Another popular scenario is that of a terrorist cell brewing biological agents in their bathtubs or garages. And while such attempts are possible, it is difficult to link them to a mass-casualty attack. The "Ataxia" report notes that about a liter of nerve agent contains roughly a million lethal doses, "but in practice, over a ton of nerve agent would be needed to kill 10,000 people outdoors." It would take a terrorist roughly two years to make enough sarin in a basement-sized operation to kill 500 and another 18 years to produce the ton of gas required to kill 10,000.
The conclusion reached in 1997 by the U.S. Defense Department confirms what many nongovernment experts believe. "Conventional terrorism was far more prevalent, far more harmful, and far more deadly than chemical or biological terrorism. Therefore, if the past is any predictor of the future, terrorist incidents involving chemical and biological substances will continue to be small in scale and far less harmful than conventional terrorist attacks." (U.S. Secretary of Defense, "Proliferation: Threat and Response," (Washington, D.C.: U.S. Department of Defense, 1997).

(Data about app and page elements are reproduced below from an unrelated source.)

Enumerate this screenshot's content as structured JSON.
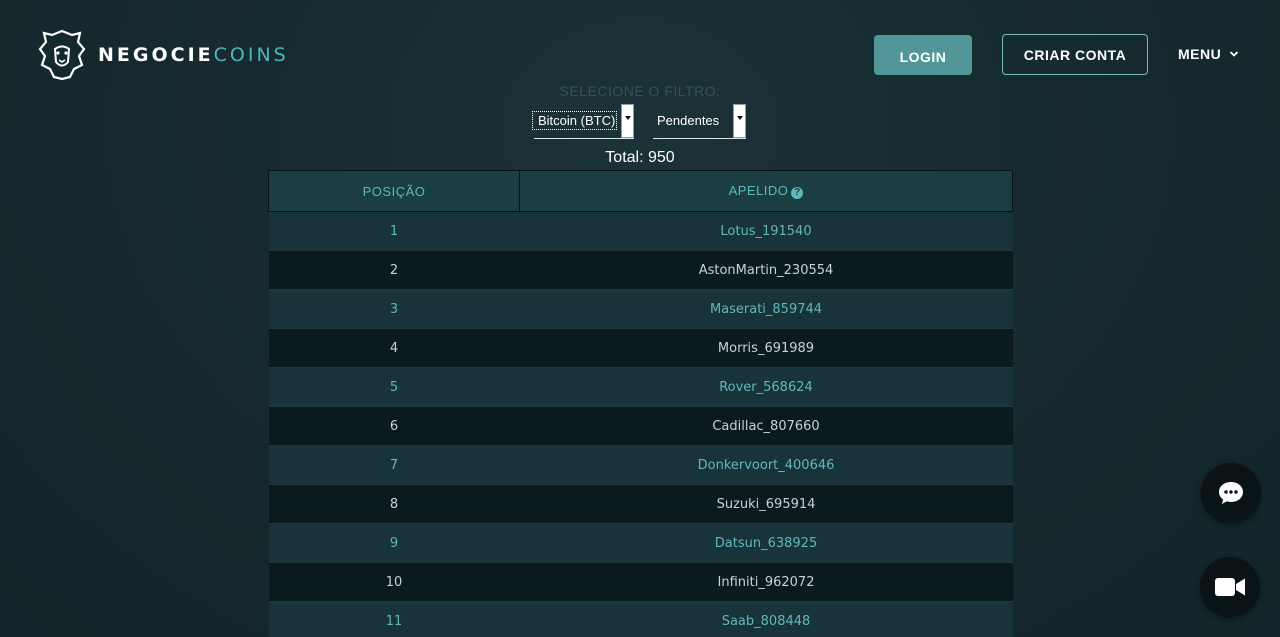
{
  "brand": {
    "name_part1": "NEGOCIE",
    "name_part2": "COINS",
    "accent": "#4fb6bd",
    "logo_icon": "lion-icon"
  },
  "header": {
    "login_label": "LOGIN",
    "create_account_label": "CRIAR CONTA",
    "menu_label": "MENU"
  },
  "filter": {
    "label": "SELECIONE O FILTRO:",
    "coin_selected": "Bitcoin (BTC)",
    "status_selected": "Pendentes"
  },
  "total_text": "Total: 950",
  "table": {
    "columns": [
      "POSIÇÃO",
      "APELIDO"
    ],
    "rows": [
      {
        "pos": "1",
        "nick": "Lotus_191540"
      },
      {
        "pos": "2",
        "nick": "AstonMartin_230554"
      },
      {
        "pos": "3",
        "nick": "Maserati_859744"
      },
      {
        "pos": "4",
        "nick": "Morris_691989"
      },
      {
        "pos": "5",
        "nick": "Rover_568624"
      },
      {
        "pos": "6",
        "nick": "Cadillac_807660"
      },
      {
        "pos": "7",
        "nick": "Donkervoort_400646"
      },
      {
        "pos": "8",
        "nick": "Suzuki_695914"
      },
      {
        "pos": "9",
        "nick": "Datsun_638925"
      },
      {
        "pos": "10",
        "nick": "Infiniti_962072"
      },
      {
        "pos": "11",
        "nick": "Saab_808448"
      }
    ]
  },
  "floating": {
    "chat_icon": "chat-bubble-icon",
    "video_icon": "video-camera-icon"
  }
}
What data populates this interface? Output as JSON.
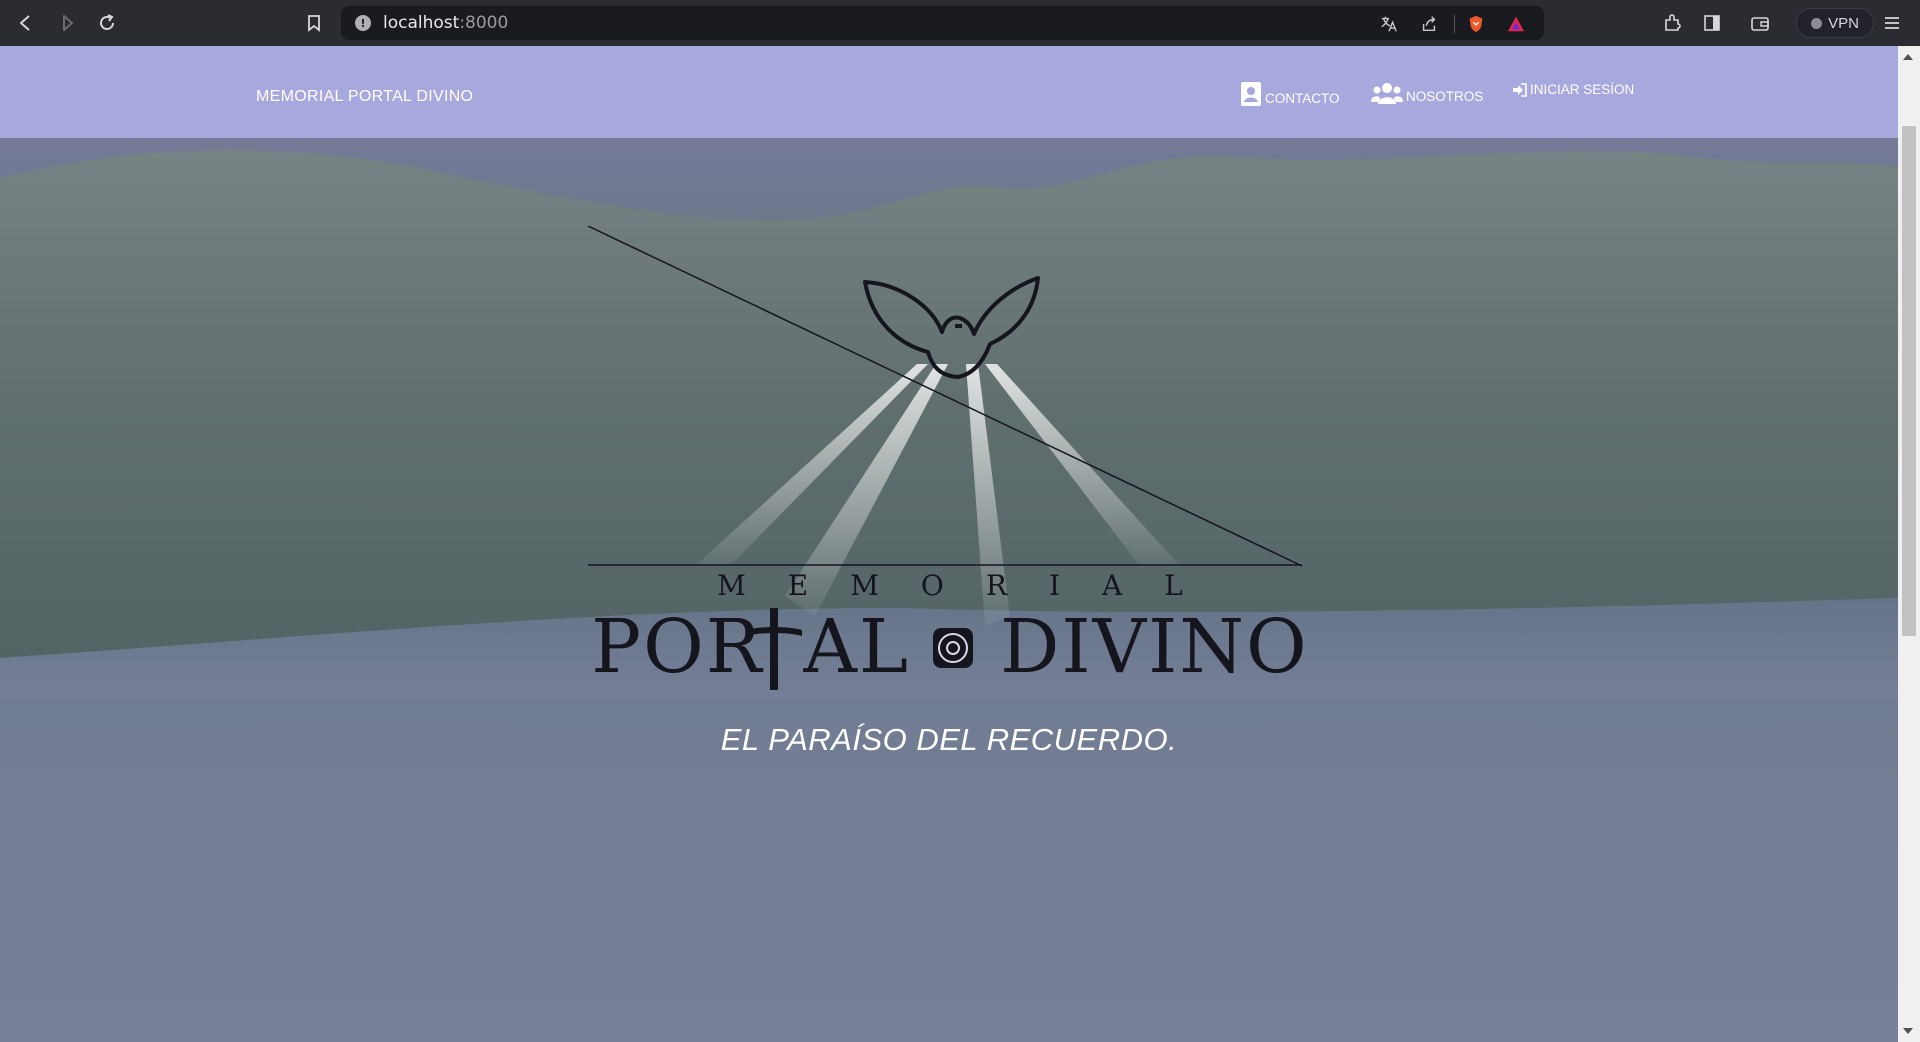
{
  "browser": {
    "url_host": "localhost",
    "url_port": ":8000",
    "vpn_label": "VPN"
  },
  "site": {
    "brand": "MEMORIAL PORTAL DIVINO",
    "nav": {
      "contact": "CONTACTO",
      "about": "NOSOTROS",
      "login": "INICIAR SESÍON"
    },
    "logo": {
      "top_word": "MEMORIAL",
      "main_word_left": "POR",
      "main_word_mid": "AL",
      "main_word_right": "DIVINO"
    },
    "tagline": "EL PARAÍSO DEL RECUERDO."
  },
  "colors": {
    "nav_bg": "#a7a8dd",
    "chrome_bg": "#2b2c31",
    "logo_ink": "#15151d"
  }
}
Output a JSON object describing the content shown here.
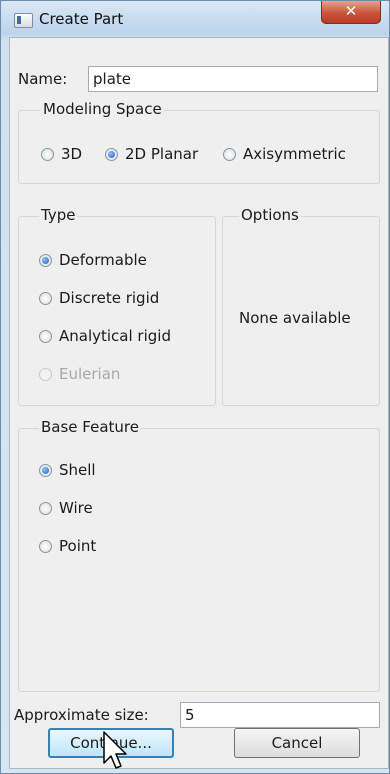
{
  "window": {
    "title": "Create Part",
    "close_glyph": "✕"
  },
  "name": {
    "label": "Name:",
    "value": "plate"
  },
  "modeling_space": {
    "title": "Modeling Space",
    "options": [
      {
        "label": "3D",
        "selected": false
      },
      {
        "label": "2D Planar",
        "selected": true
      },
      {
        "label": "Axisymmetric",
        "selected": false
      }
    ]
  },
  "type": {
    "title": "Type",
    "options": [
      {
        "label": "Deformable",
        "selected": true,
        "enabled": true
      },
      {
        "label": "Discrete rigid",
        "selected": false,
        "enabled": true
      },
      {
        "label": "Analytical rigid",
        "selected": false,
        "enabled": true
      },
      {
        "label": "Eulerian",
        "selected": false,
        "enabled": false
      }
    ]
  },
  "options_panel": {
    "title": "Options",
    "message": "None available"
  },
  "base_feature": {
    "title": "Base Feature",
    "options": [
      {
        "label": "Shell",
        "selected": true
      },
      {
        "label": "Wire",
        "selected": false
      },
      {
        "label": "Point",
        "selected": false
      }
    ]
  },
  "approx_size": {
    "label": "Approximate size:",
    "value": "5"
  },
  "buttons": {
    "continue": "Continue...",
    "cancel": "Cancel"
  }
}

The Dangerous Future
Terrorism is meant to terrorize and the perceived threat of a biological attack is often more frightening then the probability of such weapons being used. This, however, does not absolve law-enforcement organizations such as Interpol and intelligence services from maintaining a vigilant stance and enforcing nonproliferation agreements, as the Lyon conference intends to underscore.
Presently there are a number of countries suspected of maintaining an active biological-warfare program. The CSIS report mentions Iran, North Korea, Pakistan, Syria, and Israel, among others. The concern is that these states will develop and stockpile agents and that new, genetically engineered agents might be more effective and difficult to detect.
The fear of such biological agents falling into the hands of terrorists willing to use them is bound to increase the popular notion of BW as a "super threat." Reliable research however, shows that while this is not an easy and viable option at present, it is theoretically capable of causing enormous damage.
As to the future use of BW weapons by terrorists, the December 2004 report "Mapping the Global Future" prepared by the U.S. National Intelligence Council contains a warning.
"As biotechnology information becomes more widely available, the number of people who can potentially misuse such information and wreak widespread loss of life will increase," the report said. "An attacker would appear to have an easier job -- because of the large array of possibilities available -- than the defender, who must prepare against them all."